Following Southern Ocean rig damage, Derek Hatfield and his wife had a forced holiday in Hobart, with their disabled IMOCA 60 Algimouss Spirit of Canada, berthed at the Royal Yacht Club of Tasmania (one the end tie next to our berth). Derek hosted an “open house” aboard, then gave a very well-attended talk after dinner at the club.
Here’s a summary of Derek’s trials from the Nova Scotia Photo Album Blog:
Derek Hatfield is in Hobart, Tasmania, Australia, having carefully piloted his Open 60 sailboat, Spirit of Canada, to the closest shelter of land after the boat was damaged in the VendÃ©e Globe solo, non-stop, round-the-world sailing race (â€the Everest of sailingâ€).

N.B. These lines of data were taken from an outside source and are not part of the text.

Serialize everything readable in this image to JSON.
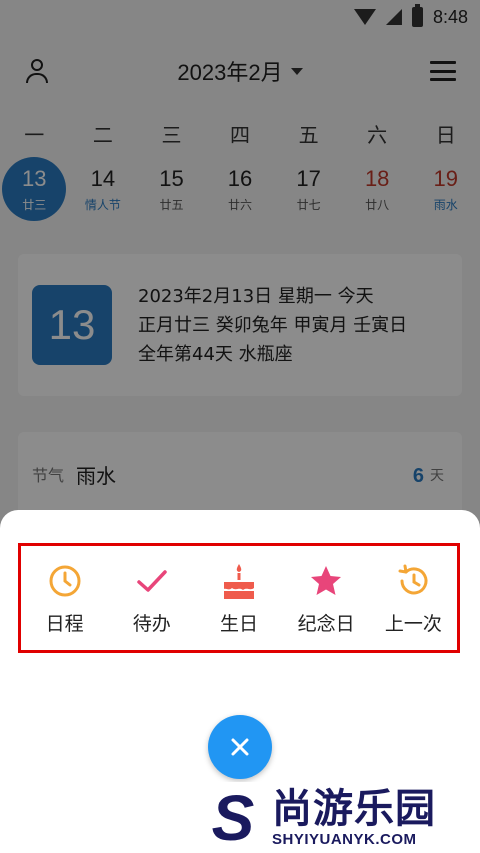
{
  "status_bar": {
    "time": "8:48"
  },
  "header": {
    "title": "2023年2月"
  },
  "weekdays": [
    "一",
    "二",
    "三",
    "四",
    "五",
    "六",
    "日"
  ],
  "days": [
    {
      "num": "13",
      "sub": "廿三"
    },
    {
      "num": "14",
      "sub": "情人节"
    },
    {
      "num": "15",
      "sub": "廿五"
    },
    {
      "num": "16",
      "sub": "廿六"
    },
    {
      "num": "17",
      "sub": "廿七"
    },
    {
      "num": "18",
      "sub": "廿八"
    },
    {
      "num": "19",
      "sub": "雨水"
    }
  ],
  "date_card": {
    "big_day": "13",
    "line1": "2023年2月13日 星期一 今天",
    "line2": "正月廿三 癸卯兔年 甲寅月 壬寅日",
    "line3": "全年第44天 水瓶座"
  },
  "solar_term": {
    "label": "节气",
    "name": "雨水",
    "count": "6",
    "unit": "天"
  },
  "actions": [
    {
      "label": "日程",
      "icon": "clock-icon",
      "color": "#f4a636"
    },
    {
      "label": "待办",
      "icon": "check-icon",
      "color": "#e8457a"
    },
    {
      "label": "生日",
      "icon": "cake-icon",
      "color": "#ef5b4c"
    },
    {
      "label": "纪念日",
      "icon": "star-icon",
      "color": "#e8457a"
    },
    {
      "label": "上一次",
      "icon": "history-icon",
      "color": "#f4a636"
    }
  ],
  "watermark": {
    "letter": "S",
    "cn": "尚游乐园",
    "en": "SHYIYUANYK.COM"
  },
  "colors": {
    "accent": "#2a7bc1",
    "fab": "#2196f3",
    "highlight_box": "#e00000"
  }
}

Spirit of Canada had been hit by a huge wave that knocked the boat over and broke the spreaders high above the deck. The raceâ€™s rules require that participants repair any damage without any outside help if they are to stay in the race, but this damage is not something that Derek could have repaired alone.

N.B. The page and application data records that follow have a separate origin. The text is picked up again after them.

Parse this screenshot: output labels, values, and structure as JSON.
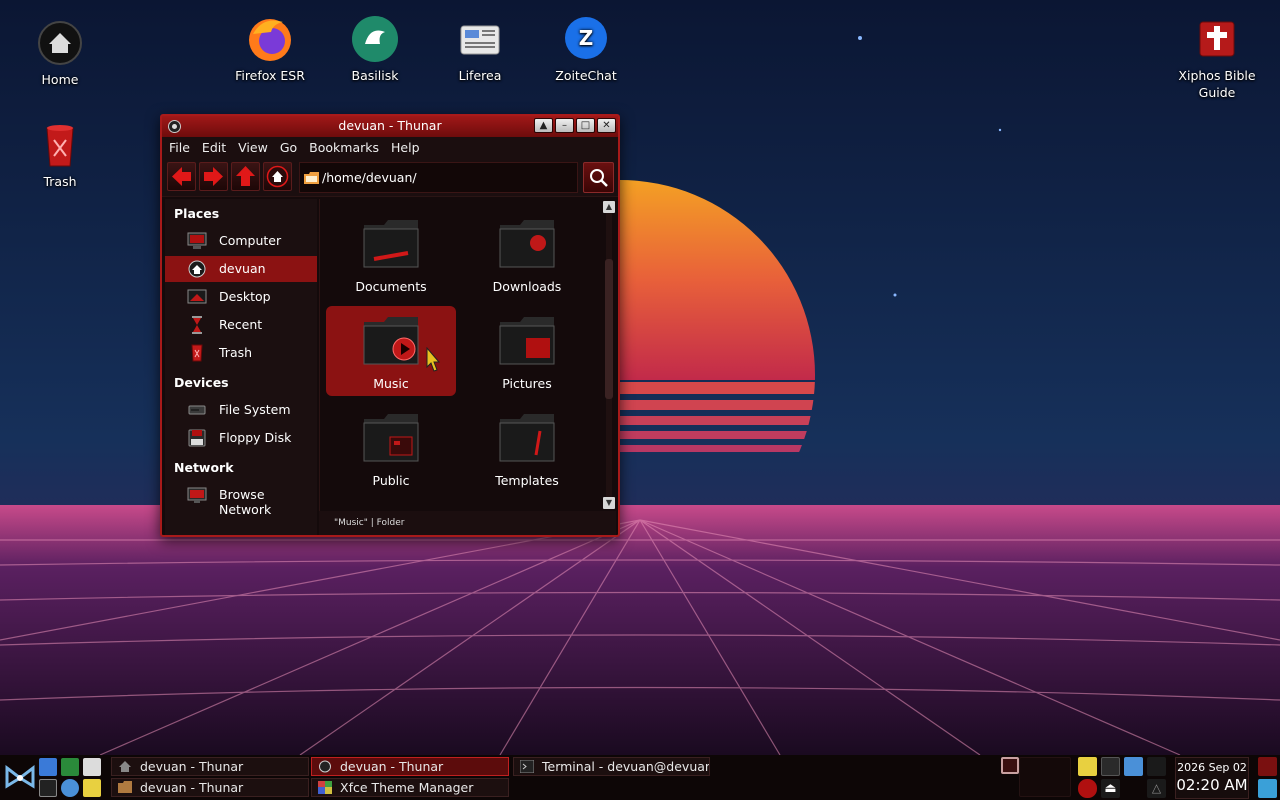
{
  "desktop": {
    "icons": [
      {
        "label": "Home"
      },
      {
        "label": "Firefox ESR"
      },
      {
        "label": "Basilisk"
      },
      {
        "label": "Liferea"
      },
      {
        "label": "ZoiteChat"
      },
      {
        "label": "Xiphos Bible Guide"
      },
      {
        "label": "Trash"
      }
    ]
  },
  "window": {
    "title": "devuan - Thunar",
    "menu": [
      "File",
      "Edit",
      "View",
      "Go",
      "Bookmarks",
      "Help"
    ],
    "location": "/home/devuan/",
    "sidebar": {
      "places_header": "Places",
      "places": [
        {
          "label": "Computer",
          "icon": "computer-icon"
        },
        {
          "label": "devuan",
          "icon": "home-icon",
          "selected": true
        },
        {
          "label": "Desktop",
          "icon": "desktop-icon"
        },
        {
          "label": "Recent",
          "icon": "hourglass-icon"
        },
        {
          "label": "Trash",
          "icon": "trash-icon"
        }
      ],
      "devices_header": "Devices",
      "devices": [
        {
          "label": "File System",
          "icon": "drive-icon"
        },
        {
          "label": "Floppy Disk",
          "icon": "floppy-icon"
        }
      ],
      "network_header": "Network",
      "network": [
        {
          "label": "Browse Network",
          "icon": "network-icon"
        }
      ]
    },
    "files": [
      {
        "label": "Documents"
      },
      {
        "label": "Downloads"
      },
      {
        "label": "Music",
        "selected": true
      },
      {
        "label": "Pictures"
      },
      {
        "label": "Public"
      },
      {
        "label": "Templates"
      }
    ],
    "status": "\"Music\"  |  Folder"
  },
  "taskbar": {
    "tasks": [
      {
        "label": "devuan - Thunar"
      },
      {
        "label": "devuan - Thunar"
      },
      {
        "label": "devuan - Thunar",
        "active": true
      },
      {
        "label": "Xfce Theme Manager"
      },
      {
        "label": "Terminal - devuan@devuan: ~"
      }
    ],
    "clock": {
      "date": "2026 Sep 02",
      "time": "02:20 AM"
    }
  },
  "colors": {
    "accent": "#8b1212",
    "border": "#a81a1a",
    "window_bg": "#140a0b"
  }
}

In fact, of the 30 boats that started this race 50 days ago, only 12 remain in the running, so he is in very respectable company. A look at the raceâ€™s map (see http://www.vendeeglobe.org/en/ and click on the Map) shows the southernmost points of land littered with boats that have had to abandon the race.

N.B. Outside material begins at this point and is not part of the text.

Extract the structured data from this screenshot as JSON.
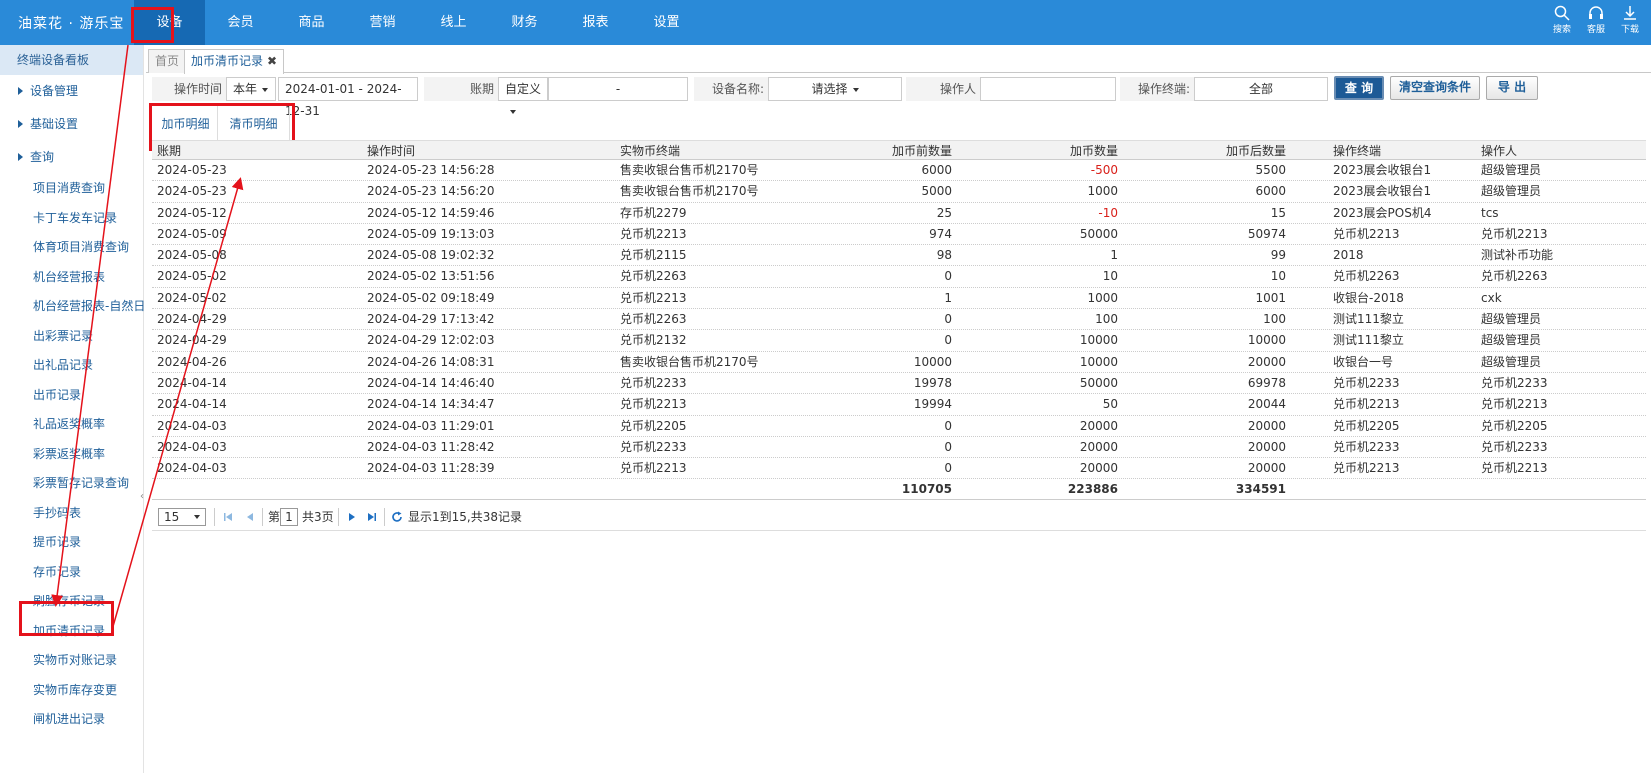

â€œSpirit of Canadaâ€ has been a shoestring project all along, without the major corporate sponsorship and intense media interest enjoyed by Derekâ€™s European competitors. The whole enterprise has been built on the small donations of thousands of Canadians. Now they have to get the boat back home to Nova Scotia, and fixed so it can participate in future Open 60 races. Shipping a boat like that is very expensive. However, sailing it home would require that it be fixed first, which has its own logistical challenges. If you can help support â€œSpirit of Canadaâ€ with a financial contribution, please do so. You can make a donation via their website, SpiritOfCanada.net, and send supportive e-mails to Derek from there as well.